    8. Yet, we must recognize that God seems to harden people who are already hard-hearted. May we not be hard-hearted (Ezek 36:26).

Justice, we all long for it, don’t we?

We want justice. In this world we lack justice. I have an example. It was 1994 and O.J. Simpson was the main suspect in the murder of Nichole Brown Simpson and Ronald Goldman. Supposedly that trial is something that changed cable news. Remember the white bronco chase? Many people were glued to the television to watch CNN to see if O.J. would be acquitted of the crime. The thought was that his money and influence would get him off. On October 3, 1995 he was acquitted of all criminal charges.[14]

In this world we have injustice. Take heart God is a just judge.

Christianity is the unreligion. It turns all our religious instincts on their heads ….
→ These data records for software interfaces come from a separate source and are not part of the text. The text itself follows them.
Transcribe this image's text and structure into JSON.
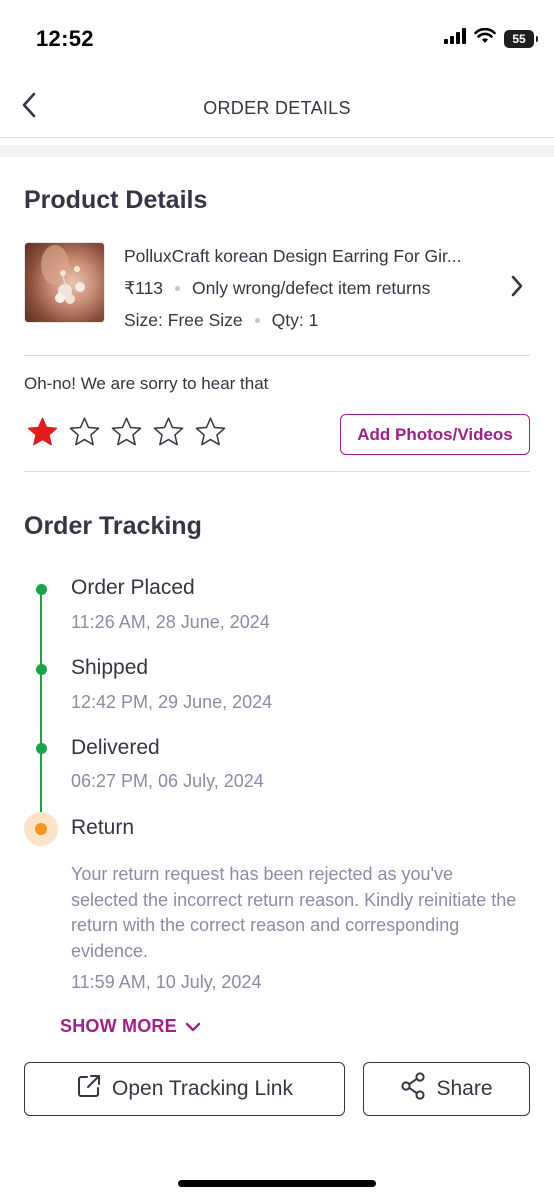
{
  "status_bar": {
    "time": "12:52",
    "battery": "55",
    "icons": [
      "signal-icon",
      "wifi-icon",
      "battery-icon"
    ]
  },
  "header": {
    "title": "ORDER DETAILS",
    "back_icon": "back-arrow-icon"
  },
  "product_details": {
    "title": "Product Details",
    "name": "PolluxCraft korean Design Earring For Gir...",
    "price": "₹113",
    "return_policy": "Only wrong/defect item returns",
    "size": "Size: Free Size",
    "qty": "Qty: 1"
  },
  "rating": {
    "message": "Oh-no! We are sorry to hear that",
    "stars_filled": 1,
    "stars_total": 5,
    "filled_color": "#e21c1c",
    "add_media_label": "Add Photos/Videos"
  },
  "order_tracking": {
    "title": "Order Tracking",
    "steps": [
      {
        "label": "Order Placed",
        "time": "11:26 AM, 28 June, 2024",
        "status": "done"
      },
      {
        "label": "Shipped",
        "time": "12:42 PM, 29 June, 2024",
        "status": "done"
      },
      {
        "label": "Delivered",
        "time": "06:27 PM, 06 July, 2024",
        "status": "done"
      },
      {
        "label": "Return",
        "description": "Your return request has been rejected as you've selected the incorrect return reason. Kindly reinitiate the return with the correct reason and corresponding evidence.",
        "time": "11:59 AM, 10 July, 2024",
        "status": "current"
      }
    ],
    "show_more_label": "SHOW MORE"
  },
  "actions": {
    "tracking_link_label": "Open Tracking Link",
    "share_label": "Share"
  },
  "colors": {
    "accent": "#9f2089",
    "success": "#1aa34a",
    "current": "#f7931e",
    "text": "#353543",
    "muted": "#8b8ba3"
  }
}
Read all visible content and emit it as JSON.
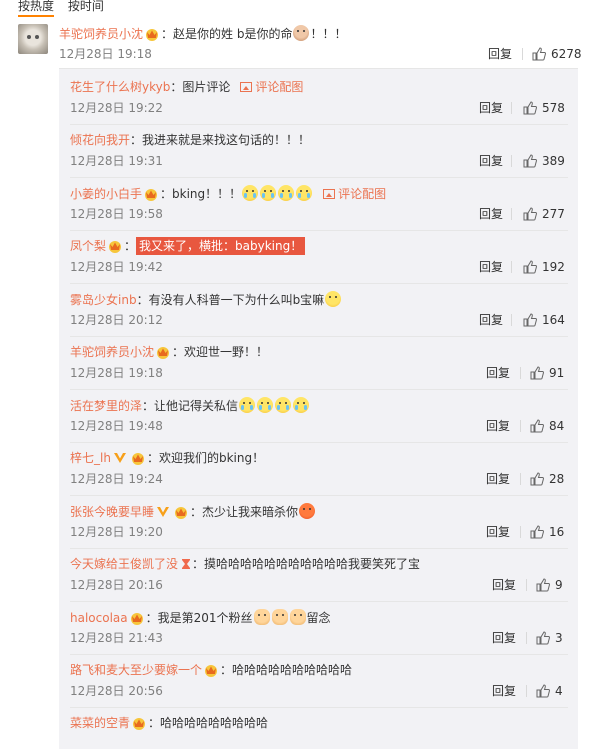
{
  "sort_tabs": [
    {
      "label": "按热度",
      "active": true
    },
    {
      "label": "按时间",
      "active": false
    }
  ],
  "colors": {
    "username": "#eb7350",
    "text": "#333333",
    "meta": "#808080",
    "highlight_bg": "#e8573f",
    "reply_bg": "#f2f2f5",
    "tab_underline": "#ff8200"
  },
  "main_comment": {
    "username": "羊驼饲养员小沈",
    "badges": [
      "vip-crown-icon"
    ],
    "text": "：赵是你的姓 b是你的命",
    "text_suffix": "！！！",
    "emoji_after": [
      "monkey-emoji"
    ],
    "time": "12月28日 19:18",
    "reply_label": "回复",
    "likes": "6278"
  },
  "replies": [
    {
      "username": "花生了什么树ykyb",
      "badges": [],
      "text": "：图片评论",
      "pic_link": "评论配图",
      "emojis": [],
      "time": "12月28日 19:22",
      "reply_label": "回复",
      "likes": "578"
    },
    {
      "username": "倾花向我开",
      "badges": [],
      "text": "：我进来就是来找这句话的！！！",
      "emojis": [],
      "time": "12月28日 19:31",
      "reply_label": "回复",
      "likes": "389"
    },
    {
      "username": "小姜的小白手",
      "badges": [
        "vip-crown-icon"
      ],
      "text": "：bking！！！",
      "pic_link": "评论配图",
      "emojis": [
        "cry-laugh-emoji",
        "cry-laugh-emoji",
        "cry-laugh-emoji",
        "cry-laugh-emoji"
      ],
      "time": "12月28日 19:58",
      "reply_label": "回复",
      "likes": "277"
    },
    {
      "username": "凤个梨",
      "badges": [
        "vip-crown-icon"
      ],
      "text": "：",
      "highlight": "我又来了，横批：babyking！",
      "emojis": [],
      "time": "12月28日 19:42",
      "reply_label": "回复",
      "likes": "192"
    },
    {
      "username": "雾岛少女inb",
      "badges": [],
      "text": "：有没有人科普一下为什么叫b宝嘛",
      "emojis": [
        "surprised-emoji"
      ],
      "time": "12月28日 20:12",
      "reply_label": "回复",
      "likes": "164"
    },
    {
      "username": "羊驼饲养员小沈",
      "badges": [
        "vip-crown-icon"
      ],
      "text": "：欢迎世一野！！",
      "emojis": [],
      "time": "12月28日 19:18",
      "reply_label": "回复",
      "likes": "91"
    },
    {
      "username": "活在梦里的泽",
      "badges": [],
      "text": "：让他记得关私信",
      "emojis": [
        "laugh-emoji",
        "laugh-emoji",
        "laugh-emoji",
        "laugh-emoji"
      ],
      "time": "12月28日 19:48",
      "reply_label": "回复",
      "likes": "84"
    },
    {
      "username": "梓七_lh",
      "badges": [
        "verified-v-icon",
        "vip-crown-icon"
      ],
      "text": "：欢迎我们的bking！",
      "emojis": [],
      "time": "12月28日 19:24",
      "reply_label": "回复",
      "likes": "28"
    },
    {
      "username": "张张今晚要早睡",
      "badges": [
        "verified-v-icon",
        "vip-crown-icon"
      ],
      "text": "：杰少让我来暗杀你",
      "emojis": [
        "angry-emoji"
      ],
      "time": "12月28日 19:20",
      "reply_label": "回复",
      "likes": "16"
    },
    {
      "username": "今天嫁给王俊凯了没",
      "badges": [
        "hourglass-icon"
      ],
      "text": "：摸哈哈哈哈哈哈哈哈哈哈哈我要笑死了宝",
      "emojis": [],
      "time": "12月28日 20:16",
      "reply_label": "回复",
      "likes": "9"
    },
    {
      "username": "halocolaa",
      "badges": [
        "vip-crown-icon"
      ],
      "text": "：我是第201个粉丝",
      "text_suffix": "留念",
      "emojis": [
        "fist-emoji",
        "fist-emoji",
        "fist-emoji"
      ],
      "time": "12月28日 21:43",
      "reply_label": "回复",
      "likes": "3"
    },
    {
      "username": "路飞和麦大至少要嫁一个",
      "badges": [
        "vip-crown-icon"
      ],
      "text": "：哈哈哈哈哈哈哈哈哈哈",
      "emojis": [],
      "time": "12月28日 20:56",
      "reply_label": "回复",
      "likes": "4"
    },
    {
      "username": "菜菜的空青",
      "badges": [
        "vip-crown-icon"
      ],
      "text": "：哈哈哈哈哈哈哈哈哈",
      "emojis": [],
      "time": "",
      "reply_label": "",
      "likes": ""
    }
  ]
}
The ancient Greeks told us to be moderate by knowing our inclinations. The Romans told us to be strong by ordering our lives. Buddhism tells us to be disillusioned by annihilating our consciousness. Hinduism tells us to be absorbed by merging our souls. Islam tells us to be submissive by subjecting our wills. Agnosticism tells us to be at peace by ignoring our doubts. Moralism tells us to be good by discharging our obligations. Only the gospel tells us to be free by acknowledging our failure. Christianity is the unreligion because it is the one faith whose founder tells us to bring not our doing, but our need.[15]


[1] Mary Pilon, Andrew W. Lehren, Stephanie Gosk, Emily R. Siegel, and Kenzi Abou-Sabe, “Think Olympic figure skating judges are biased? The data says they might be.” NBS News (2-6-18)
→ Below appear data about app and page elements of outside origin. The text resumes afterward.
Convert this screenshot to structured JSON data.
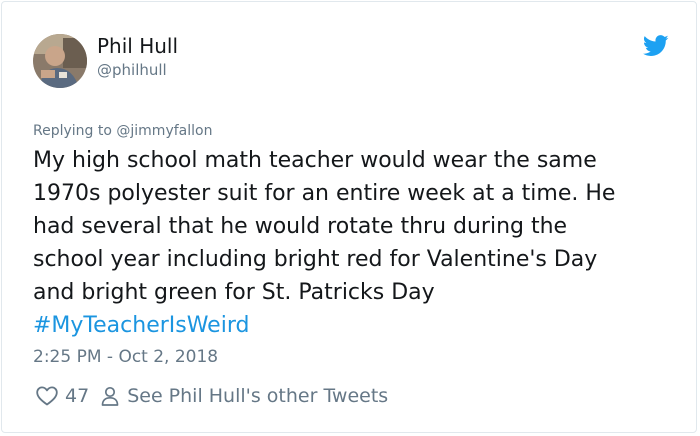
{
  "author": {
    "name": "Phil Hull",
    "handle": "@philhull"
  },
  "icons": {
    "brand": "twitter-bird-icon",
    "like": "heart-icon",
    "profile": "person-icon"
  },
  "colors": {
    "link": "#1b95e0",
    "brand": "#1da1f2",
    "muted": "#657786",
    "text": "#14171a"
  },
  "reply": {
    "prefix": "Replying to",
    "mention": "@jimmyfallon"
  },
  "tweet": {
    "lines": [
      "My high school math teacher would wear the same",
      "1970s polyester suit for an entire week at a time. He",
      "had several that he would rotate thru during the",
      "school year including bright red for Valentine's Day",
      "and bright green for St. Patricks Day"
    ],
    "hashtag": "#MyTeacherIsWeird"
  },
  "timestamp": "2:25 PM - Oct 2, 2018",
  "actions": {
    "like_count": "47",
    "other_tweets_label": "See Phil Hull's other Tweets"
  }
}
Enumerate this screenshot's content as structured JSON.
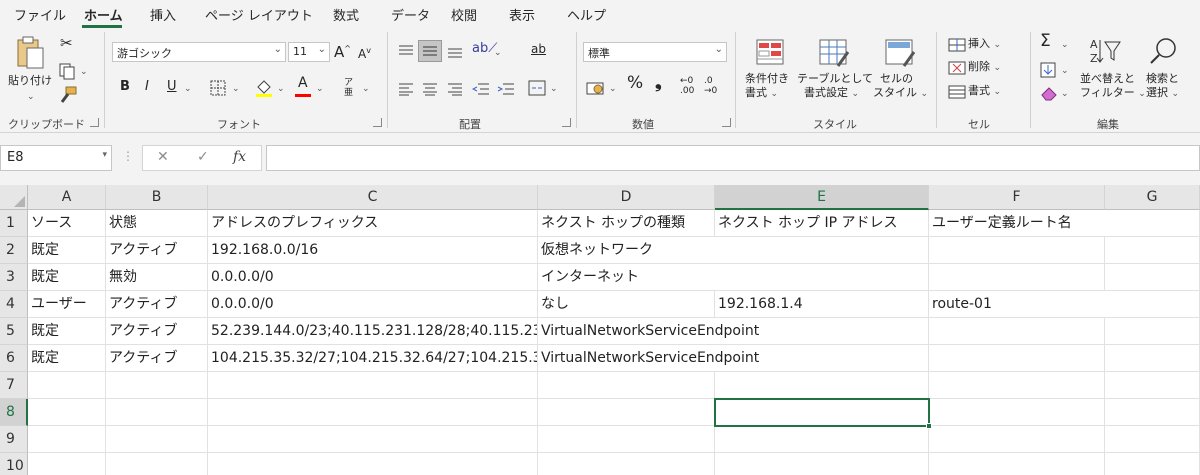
{
  "ribbon_tabs": [
    "ファイル",
    "ホーム",
    "挿入",
    "ページ レイアウト",
    "数式",
    "データ",
    "校閲",
    "表示",
    "ヘルプ"
  ],
  "active_tab": "ホーム",
  "colors": {
    "accent": "#217346",
    "font_color_bar": "#ff0000",
    "fill_color_bar": "#ffff00"
  },
  "clipboard": {
    "paste_label": "貼り付け",
    "group_label": "クリップボード"
  },
  "font": {
    "name": "游ゴシック",
    "size": "11",
    "bold": "B",
    "italic": "I",
    "underline": "U",
    "grow": "A",
    "shrink": "A",
    "phonetic": "亜",
    "group_label": "フォント"
  },
  "alignment": {
    "wrap": "ab",
    "group_label": "配置"
  },
  "number": {
    "format": "標準",
    "percent": "%",
    "comma": "❟",
    "inc_decimal": ".00",
    "dec_decimal": ".0",
    "group_label": "数値"
  },
  "styles": {
    "conditional_l1": "条件付き",
    "conditional_l2": "書式",
    "table_l1": "テーブルとして",
    "table_l2": "書式設定",
    "cell_l1": "セルの",
    "cell_l2": "スタイル",
    "group_label": "スタイル"
  },
  "cells": {
    "insert": "挿入",
    "delete": "削除",
    "format": "書式",
    "group_label": "セル"
  },
  "editing": {
    "sigma": "Σ",
    "sort_l1": "並べ替えと",
    "sort_l2": "フィルター",
    "find_l1": "検索と",
    "find_l2": "選択",
    "group_label": "編集"
  },
  "formula_bar": {
    "name_box": "E8",
    "cancel": "✕",
    "enter": "✓",
    "fx": "fx",
    "content": ""
  },
  "columns": [
    "A",
    "B",
    "C",
    "D",
    "E",
    "F",
    "G"
  ],
  "selected_column": "E",
  "row_numbers": [
    "1",
    "2",
    "3",
    "4",
    "5",
    "6",
    "7",
    "8",
    "9",
    "10"
  ],
  "selected_row": "8",
  "rows": [
    [
      "ソース",
      "状態",
      "アドレスのプレフィックス",
      "ネクスト ホップの種類",
      "ネクスト ホップ IP アドレス",
      "ユーザー定義ルート名",
      ""
    ],
    [
      "既定",
      "アクティブ",
      "192.168.0.0/16",
      "仮想ネットワーク",
      "",
      "",
      ""
    ],
    [
      "既定",
      "無効",
      "0.0.0.0/0",
      "インターネット",
      "",
      "",
      ""
    ],
    [
      "ユーザー",
      "アクティブ",
      "0.0.0.0/0",
      "なし",
      "192.168.1.4",
      "route-01",
      ""
    ],
    [
      "既定",
      "アクティブ",
      "52.239.144.0/23;40.115.231.128/28;40.115.23",
      "VirtualNetworkServiceEndpoint",
      "",
      "",
      ""
    ],
    [
      "既定",
      "アクティブ",
      "104.215.35.32/27;104.215.32.64/27;104.215.3",
      "VirtualNetworkServiceEndpoint",
      "",
      "",
      ""
    ],
    [
      "",
      "",
      "",
      "",
      "",
      "",
      ""
    ],
    [
      "",
      "",
      "",
      "",
      "",
      "",
      ""
    ],
    [
      "",
      "",
      "",
      "",
      "",
      "",
      ""
    ],
    [
      "",
      "",
      "",
      "",
      "",
      "",
      ""
    ]
  ]
}
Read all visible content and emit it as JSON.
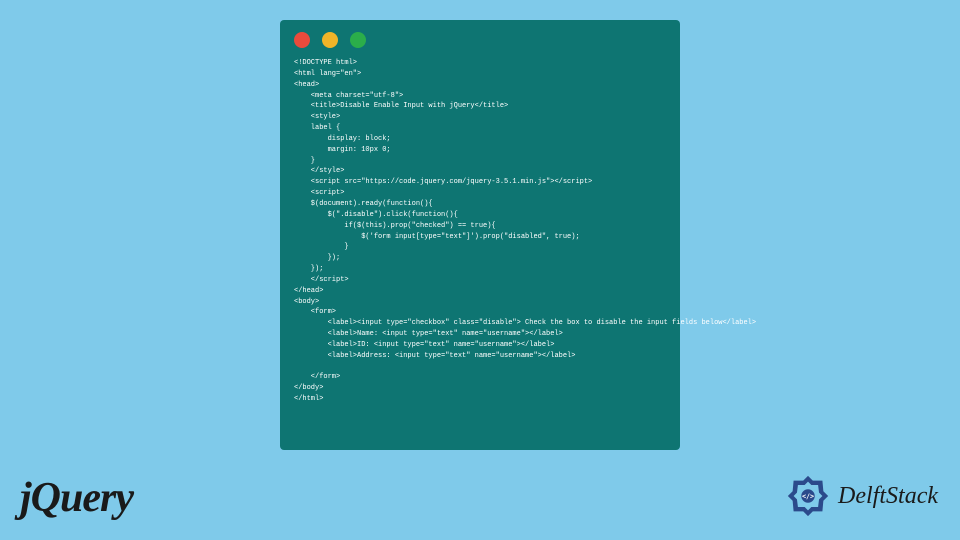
{
  "window": {
    "dot_colors": {
      "red": "#e94b3c",
      "yellow": "#f0b429",
      "green": "#2bae4a"
    },
    "bg": "#0e7572"
  },
  "code_lines": [
    "<!DOCTYPE html>",
    "<html lang=\"en\">",
    "<head>",
    "    <meta charset=\"utf-8\">",
    "    <title>Disable Enable Input with jQuery</title>",
    "    <style>",
    "    label {",
    "        display: block;",
    "        margin: 10px 0;",
    "    }",
    "    </style>",
    "    <script src=\"https://code.jquery.com/jquery-3.5.1.min.js\"></script>",
    "    <script>",
    "    $(document).ready(function(){",
    "        $(\".disable\").click(function(){",
    "            if($(this).prop(\"checked\") == true){",
    "                $('form input[type=\"text\"]').prop(\"disabled\", true);",
    "            }",
    "        });",
    "    });",
    "    </script>",
    "</head>",
    "<body>",
    "    <form>",
    "        <label><input type=\"checkbox\" class=\"disable\"> Check the box to disable the input fields below</label>",
    "        <label>Name: <input type=\"text\" name=\"username\"></label>",
    "        <label>ID: <input type=\"text\" name=\"username\"></label>",
    "        <label>Address: <input type=\"text\" name=\"username\"></label>",
    "",
    "    </form>",
    "</body>",
    "</html>"
  ],
  "logos": {
    "jquery": "jQuery",
    "delft": "DelftStack"
  },
  "page_bg": "#7fcaea"
}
[2] H. L. Willmington, The Outline Bible (Wheaton, IL: Tyndale House Publishers, 1999), Ro 9:30–33.

[3] H. L. Willmington, The Outline Bible (Wheaton, IL: Tyndale House Publishers, 1999), Ro 9:15–16.

[4] H. L. Willmington, The Outline Bible (Wheaton, IL: Tyndale House Publishers, 1999), Ro 9:17–18.

[5] Biblical Studies Press, The NET Bible First Edition Notes (Biblical Studies Press, 2006), Ro 9:17.

[6] Bobby Murphy

[7] Biblical Studies Press, The NET Bible First Edition Notes (Biblical Studies Press, 2006), Ro 9:18.

[8] New American Standard Bible: 1995 Update (La Habra, CA: The Lockman Foundation, 1995).

[9] https://www.desiringgod.org/labs/god-exalted-him-to-crush-him

[10] Paige Patterson, “Salvation in the Old Testament,” in CSB Study Bible: Notes, ed. Edwin A. Blum and Trevin Wax (Nashville, TN: Holman Bible Publishers, 2017), 1796.

[11] Michael G. Vanlaningham, “Romans,” in The Moody Bible Commentary, ed. Michael A. Rydelnik and Michael Vanlaningham (Chicago, IL: Moody Publishers, 2014), 1760.

[12] John F. MacArthur Jr., The MacArthur Study Bible: New American Standard Bible. (Nashville, TN: Thomas Nelson Publishers, 2006), Ro 9:18.

24 Morris, Romans, 361. Calvin speaks of “weak exegetes” who hold that when God is said to “harden,” it implies only permission and not the action of divine wrath (Romans, 207). See also Murray (Romans, 2:28–30). Fitzmyer says that “the ‘hardening of the heart’ by God is a protological way of expressing divine reaction to persistent human obstinacy against him” (Romans, 568).

[13] Robert H. Mounce, Romans, vol. 27, The New American Commentary (Nashville: Broadman & Holman Publishers, 1995), 200.

[14] https://abcnews.go.com/US/key-moments-oj-simpsons-life/story?id=48724637

[15] Dane Ortlund, Defiant Grace (EP Books, 2011), p. 38